* [Instructions for the task] If a line in the data below contains the word "dataset", copy it out.

Web page and app entries:
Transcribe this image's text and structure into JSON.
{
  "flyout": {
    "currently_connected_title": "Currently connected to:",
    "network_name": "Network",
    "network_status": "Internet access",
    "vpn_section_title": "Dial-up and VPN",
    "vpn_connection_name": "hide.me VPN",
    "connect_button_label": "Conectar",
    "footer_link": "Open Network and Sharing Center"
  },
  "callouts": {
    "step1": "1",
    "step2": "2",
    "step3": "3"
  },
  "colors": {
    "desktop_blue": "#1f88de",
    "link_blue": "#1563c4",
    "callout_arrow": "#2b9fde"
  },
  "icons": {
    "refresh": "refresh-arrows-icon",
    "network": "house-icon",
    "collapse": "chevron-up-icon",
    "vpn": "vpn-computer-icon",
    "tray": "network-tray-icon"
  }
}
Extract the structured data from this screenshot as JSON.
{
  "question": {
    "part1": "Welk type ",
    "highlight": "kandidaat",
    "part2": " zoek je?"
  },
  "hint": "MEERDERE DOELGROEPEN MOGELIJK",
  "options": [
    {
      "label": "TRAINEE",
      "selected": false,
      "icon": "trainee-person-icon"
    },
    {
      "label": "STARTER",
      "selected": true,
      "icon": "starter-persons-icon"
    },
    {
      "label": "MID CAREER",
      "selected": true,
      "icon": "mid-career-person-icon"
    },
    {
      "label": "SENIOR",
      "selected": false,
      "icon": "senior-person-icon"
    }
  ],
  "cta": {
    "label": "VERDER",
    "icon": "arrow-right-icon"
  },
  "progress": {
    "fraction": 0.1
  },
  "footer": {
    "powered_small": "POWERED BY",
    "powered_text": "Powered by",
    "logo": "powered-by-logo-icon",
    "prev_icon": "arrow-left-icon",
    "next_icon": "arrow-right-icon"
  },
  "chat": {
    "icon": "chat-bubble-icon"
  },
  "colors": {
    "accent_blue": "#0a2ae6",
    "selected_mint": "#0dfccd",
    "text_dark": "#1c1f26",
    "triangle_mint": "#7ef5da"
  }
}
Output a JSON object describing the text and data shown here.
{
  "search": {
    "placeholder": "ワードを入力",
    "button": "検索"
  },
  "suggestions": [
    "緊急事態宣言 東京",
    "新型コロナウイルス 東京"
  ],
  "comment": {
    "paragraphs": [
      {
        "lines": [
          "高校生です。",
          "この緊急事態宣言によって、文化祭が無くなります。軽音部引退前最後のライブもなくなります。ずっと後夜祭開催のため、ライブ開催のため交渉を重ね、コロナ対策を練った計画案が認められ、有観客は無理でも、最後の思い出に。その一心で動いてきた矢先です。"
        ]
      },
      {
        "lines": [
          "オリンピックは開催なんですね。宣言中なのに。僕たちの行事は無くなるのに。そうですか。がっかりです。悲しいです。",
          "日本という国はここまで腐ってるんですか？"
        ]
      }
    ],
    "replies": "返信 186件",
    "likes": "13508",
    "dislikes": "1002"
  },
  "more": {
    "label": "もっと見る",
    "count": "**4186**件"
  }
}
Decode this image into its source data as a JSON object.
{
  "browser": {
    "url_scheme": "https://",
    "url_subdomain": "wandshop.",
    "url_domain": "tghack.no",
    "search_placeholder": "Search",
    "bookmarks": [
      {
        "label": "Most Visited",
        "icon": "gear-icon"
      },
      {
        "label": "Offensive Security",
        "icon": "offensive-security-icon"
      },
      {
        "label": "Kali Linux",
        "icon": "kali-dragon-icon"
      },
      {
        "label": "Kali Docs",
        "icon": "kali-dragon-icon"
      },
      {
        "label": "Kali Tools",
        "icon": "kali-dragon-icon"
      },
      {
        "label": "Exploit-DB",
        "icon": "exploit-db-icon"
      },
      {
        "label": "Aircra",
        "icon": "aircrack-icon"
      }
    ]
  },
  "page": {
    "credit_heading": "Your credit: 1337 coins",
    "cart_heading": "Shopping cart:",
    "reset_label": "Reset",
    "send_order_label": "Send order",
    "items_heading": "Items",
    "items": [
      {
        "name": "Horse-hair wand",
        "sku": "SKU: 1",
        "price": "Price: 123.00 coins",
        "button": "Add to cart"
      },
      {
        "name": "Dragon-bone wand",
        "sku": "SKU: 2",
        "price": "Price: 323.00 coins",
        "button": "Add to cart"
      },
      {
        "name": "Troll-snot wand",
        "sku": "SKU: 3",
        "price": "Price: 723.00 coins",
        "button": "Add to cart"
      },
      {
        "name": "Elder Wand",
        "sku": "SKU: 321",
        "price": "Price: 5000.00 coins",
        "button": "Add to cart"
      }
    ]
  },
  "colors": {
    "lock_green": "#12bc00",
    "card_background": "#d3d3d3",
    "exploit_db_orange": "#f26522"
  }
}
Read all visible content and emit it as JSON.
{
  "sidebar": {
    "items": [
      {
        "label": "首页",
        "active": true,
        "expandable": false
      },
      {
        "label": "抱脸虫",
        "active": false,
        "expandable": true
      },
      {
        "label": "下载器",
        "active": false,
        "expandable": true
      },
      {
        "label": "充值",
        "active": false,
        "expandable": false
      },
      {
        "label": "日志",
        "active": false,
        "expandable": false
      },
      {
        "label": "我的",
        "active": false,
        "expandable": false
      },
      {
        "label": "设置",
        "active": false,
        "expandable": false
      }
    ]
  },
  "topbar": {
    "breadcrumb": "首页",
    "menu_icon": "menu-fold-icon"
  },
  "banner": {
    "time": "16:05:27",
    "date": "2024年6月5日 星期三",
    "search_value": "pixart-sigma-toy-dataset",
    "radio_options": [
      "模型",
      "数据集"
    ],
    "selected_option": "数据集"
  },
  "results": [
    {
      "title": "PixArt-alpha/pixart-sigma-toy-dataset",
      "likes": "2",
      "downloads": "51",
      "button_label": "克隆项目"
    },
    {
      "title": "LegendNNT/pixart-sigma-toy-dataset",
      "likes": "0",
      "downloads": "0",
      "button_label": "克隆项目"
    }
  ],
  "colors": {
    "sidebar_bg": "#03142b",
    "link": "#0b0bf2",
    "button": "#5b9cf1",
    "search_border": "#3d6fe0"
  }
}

* [Response area]
    "search_value": "pixart-sigma-toy-dataset",
      "title": "PixArt-alpha/pixart-sigma-toy-dataset",
      "title": "LegendNNT/pixart-sigma-toy-dataset",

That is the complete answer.